Do we need these symbols at all? Should we judge each other based on our obeisance to such symbols at the cost of genuine brotherhood? – VS Chakravarthi
I think every Indian should condemn Nivedita Menon for calling India an imperialist nation and illegally occupying parts of the country (“Manufacturing ‘anti-nationals’: Look who’s talking about doctored videos”). It is because of our strong democracy that people like Nivedita Menon are not charged.
Such leftist thinkers have ruined this country. Menon said that nobody has the right to brand people as national or anti-national. The same should apply to thinkers like her as well. –Sudarshan Unni
Defining a patriot
I understand the writer’s sentiments (“So you think you’re a patriot?”). I believe that patriotism is not necessarily a feeling or an emotion, but a constructive action.
Patriotism should produce the fruits of benevolent thoughts, edifying words and positive action. India is only as good as its people. Natural resources like ours can be found even in other countries.
As Alexis de Tocqueville put it aptly: “America is great because America is good. The day America ceases to be good, she shall cease to be great.” The same applies to India and Indians as well. –Ketan Rindani
Practicing what's preached
I am pleasantly surprised by the all-encompassing thoughts of Narendra Modi (“Spiritual love of Sufism, not terrorism, needs to flow across the border: Narendra Modi”). For the first time, I feel like I have a prime minister I ought to be proud of. After a long interlude, I feel like I can hold my head up high in this great nation of ours. I just hope and pray that his thoughts, so elevating and timely, find root among all Indian nationals, and that the free-flowing and inclusive humanism that you have so nicely elucidated finds a place in the heart of the greater fraternity of this nation.
But for this to be true, words need to be put into practice in reining in the extreme elements of society, who so vitiate the atmosphere with their words and actions.
If only this little directive is carried out in earnest, you can be sure that the minority would provide political support and there would be long overdue recognition of a truly national alternative. – Haroon Rashid
I fully endorse your views that the Mughal dynasty founded by Babur in India is overemphasised in history books (“Why putting less Mughal history in school textbooks may be a good idea”) .
Apart from southern and eastern Hindu kingdoms, even in the north, important Hindu kings like Hemchandra Vikramaditya are completely ignored, giving exaggerated importance to Mughals.

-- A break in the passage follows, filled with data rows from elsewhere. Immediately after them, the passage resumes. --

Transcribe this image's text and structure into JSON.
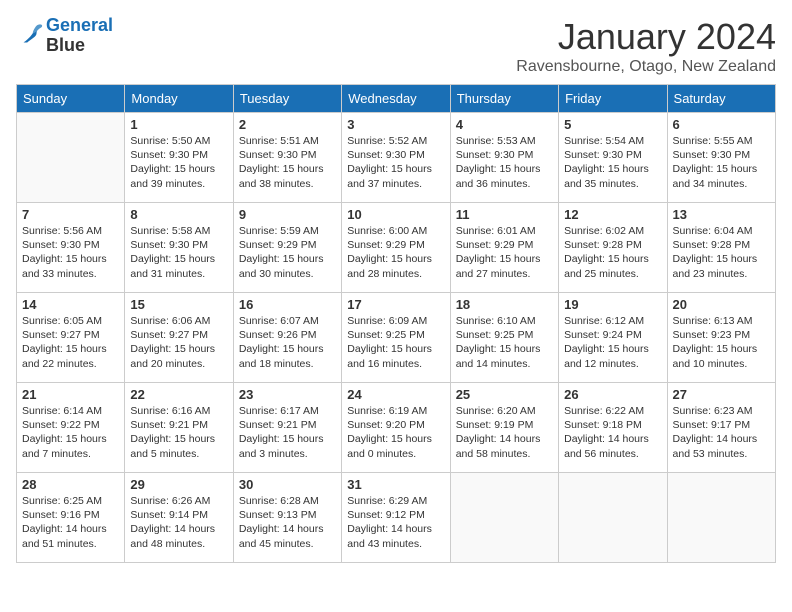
{
  "header": {
    "logo_line1": "General",
    "logo_line2": "Blue",
    "title": "January 2024",
    "subtitle": "Ravensbourne, Otago, New Zealand"
  },
  "weekdays": [
    "Sunday",
    "Monday",
    "Tuesday",
    "Wednesday",
    "Thursday",
    "Friday",
    "Saturday"
  ],
  "weeks": [
    [
      {
        "day": "",
        "sunrise": "",
        "sunset": "",
        "daylight": ""
      },
      {
        "day": "1",
        "sunrise": "Sunrise: 5:50 AM",
        "sunset": "Sunset: 9:30 PM",
        "daylight": "Daylight: 15 hours and 39 minutes."
      },
      {
        "day": "2",
        "sunrise": "Sunrise: 5:51 AM",
        "sunset": "Sunset: 9:30 PM",
        "daylight": "Daylight: 15 hours and 38 minutes."
      },
      {
        "day": "3",
        "sunrise": "Sunrise: 5:52 AM",
        "sunset": "Sunset: 9:30 PM",
        "daylight": "Daylight: 15 hours and 37 minutes."
      },
      {
        "day": "4",
        "sunrise": "Sunrise: 5:53 AM",
        "sunset": "Sunset: 9:30 PM",
        "daylight": "Daylight: 15 hours and 36 minutes."
      },
      {
        "day": "5",
        "sunrise": "Sunrise: 5:54 AM",
        "sunset": "Sunset: 9:30 PM",
        "daylight": "Daylight: 15 hours and 35 minutes."
      },
      {
        "day": "6",
        "sunrise": "Sunrise: 5:55 AM",
        "sunset": "Sunset: 9:30 PM",
        "daylight": "Daylight: 15 hours and 34 minutes."
      }
    ],
    [
      {
        "day": "7",
        "sunrise": "Sunrise: 5:56 AM",
        "sunset": "Sunset: 9:30 PM",
        "daylight": "Daylight: 15 hours and 33 minutes."
      },
      {
        "day": "8",
        "sunrise": "Sunrise: 5:58 AM",
        "sunset": "Sunset: 9:30 PM",
        "daylight": "Daylight: 15 hours and 31 minutes."
      },
      {
        "day": "9",
        "sunrise": "Sunrise: 5:59 AM",
        "sunset": "Sunset: 9:29 PM",
        "daylight": "Daylight: 15 hours and 30 minutes."
      },
      {
        "day": "10",
        "sunrise": "Sunrise: 6:00 AM",
        "sunset": "Sunset: 9:29 PM",
        "daylight": "Daylight: 15 hours and 28 minutes."
      },
      {
        "day": "11",
        "sunrise": "Sunrise: 6:01 AM",
        "sunset": "Sunset: 9:29 PM",
        "daylight": "Daylight: 15 hours and 27 minutes."
      },
      {
        "day": "12",
        "sunrise": "Sunrise: 6:02 AM",
        "sunset": "Sunset: 9:28 PM",
        "daylight": "Daylight: 15 hours and 25 minutes."
      },
      {
        "day": "13",
        "sunrise": "Sunrise: 6:04 AM",
        "sunset": "Sunset: 9:28 PM",
        "daylight": "Daylight: 15 hours and 23 minutes."
      }
    ],
    [
      {
        "day": "14",
        "sunrise": "Sunrise: 6:05 AM",
        "sunset": "Sunset: 9:27 PM",
        "daylight": "Daylight: 15 hours and 22 minutes."
      },
      {
        "day": "15",
        "sunrise": "Sunrise: 6:06 AM",
        "sunset": "Sunset: 9:27 PM",
        "daylight": "Daylight: 15 hours and 20 minutes."
      },
      {
        "day": "16",
        "sunrise": "Sunrise: 6:07 AM",
        "sunset": "Sunset: 9:26 PM",
        "daylight": "Daylight: 15 hours and 18 minutes."
      },
      {
        "day": "17",
        "sunrise": "Sunrise: 6:09 AM",
        "sunset": "Sunset: 9:25 PM",
        "daylight": "Daylight: 15 hours and 16 minutes."
      },
      {
        "day": "18",
        "sunrise": "Sunrise: 6:10 AM",
        "sunset": "Sunset: 9:25 PM",
        "daylight": "Daylight: 15 hours and 14 minutes."
      },
      {
        "day": "19",
        "sunrise": "Sunrise: 6:12 AM",
        "sunset": "Sunset: 9:24 PM",
        "daylight": "Daylight: 15 hours and 12 minutes."
      },
      {
        "day": "20",
        "sunrise": "Sunrise: 6:13 AM",
        "sunset": "Sunset: 9:23 PM",
        "daylight": "Daylight: 15 hours and 10 minutes."
      }
    ],
    [
      {
        "day": "21",
        "sunrise": "Sunrise: 6:14 AM",
        "sunset": "Sunset: 9:22 PM",
        "daylight": "Daylight: 15 hours and 7 minutes."
      },
      {
        "day": "22",
        "sunrise": "Sunrise: 6:16 AM",
        "sunset": "Sunset: 9:21 PM",
        "daylight": "Daylight: 15 hours and 5 minutes."
      },
      {
        "day": "23",
        "sunrise": "Sunrise: 6:17 AM",
        "sunset": "Sunset: 9:21 PM",
        "daylight": "Daylight: 15 hours and 3 minutes."
      },
      {
        "day": "24",
        "sunrise": "Sunrise: 6:19 AM",
        "sunset": "Sunset: 9:20 PM",
        "daylight": "Daylight: 15 hours and 0 minutes."
      },
      {
        "day": "25",
        "sunrise": "Sunrise: 6:20 AM",
        "sunset": "Sunset: 9:19 PM",
        "daylight": "Daylight: 14 hours and 58 minutes."
      },
      {
        "day": "26",
        "sunrise": "Sunrise: 6:22 AM",
        "sunset": "Sunset: 9:18 PM",
        "daylight": "Daylight: 14 hours and 56 minutes."
      },
      {
        "day": "27",
        "sunrise": "Sunrise: 6:23 AM",
        "sunset": "Sunset: 9:17 PM",
        "daylight": "Daylight: 14 hours and 53 minutes."
      }
    ],
    [
      {
        "day": "28",
        "sunrise": "Sunrise: 6:25 AM",
        "sunset": "Sunset: 9:16 PM",
        "daylight": "Daylight: 14 hours and 51 minutes."
      },
      {
        "day": "29",
        "sunrise": "Sunrise: 6:26 AM",
        "sunset": "Sunset: 9:14 PM",
        "daylight": "Daylight: 14 hours and 48 minutes."
      },
      {
        "day": "30",
        "sunrise": "Sunrise: 6:28 AM",
        "sunset": "Sunset: 9:13 PM",
        "daylight": "Daylight: 14 hours and 45 minutes."
      },
      {
        "day": "31",
        "sunrise": "Sunrise: 6:29 AM",
        "sunset": "Sunset: 9:12 PM",
        "daylight": "Daylight: 14 hours and 43 minutes."
      },
      {
        "day": "",
        "sunrise": "",
        "sunset": "",
        "daylight": ""
      },
      {
        "day": "",
        "sunrise": "",
        "sunset": "",
        "daylight": ""
      },
      {
        "day": "",
        "sunrise": "",
        "sunset": "",
        "daylight": ""
      }
    ]
  ]
}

The resistance of natives to the Mughals needs to be included in Indian history books appropriately. – Sudhir Bhargava
A different perspective that I never really noticed. I didn’t realise that our history in school was more Mughal. – Ashutosh Desai
The incident only reminds us of the cruelty that average Indians inflict on animals, even those they call domestic animals (“Horse attack sheds light on forgotten fact: Police across India still have mounted units”) . In any other country that “Shining India” folks like to be compared with, this incident would have brought cries of horror from all sides and the culprit would be behind bars.
But not India, where old cows and bulls roam the streets and get beaten, bullocks draw carts and are beaten, and the poor donkeys and mules that draw or carry heavy loads get hardly any sympathy from the rich whose loads they carry – not to mention the dogs and cats of India. – CM Naim
Firstly, the writer fails to make her case as to how Shahbaz Taseer’s return is a “ray of hope for Pakistan” (“The return of Salmaan Taseer’s abducted son gives Pakistan another ray of hope”) . It’s not like there was a concerted effort by the state to recover him. In fact he had all but been left to die. It’s his own courage and lots of good luck that got him home. It’s great that Pakistanis got to hear good news, which is a rarity, but it’s confined to Shahbaz’s friends and family, not a ray of hope for Pakistan. – Bilal Abbas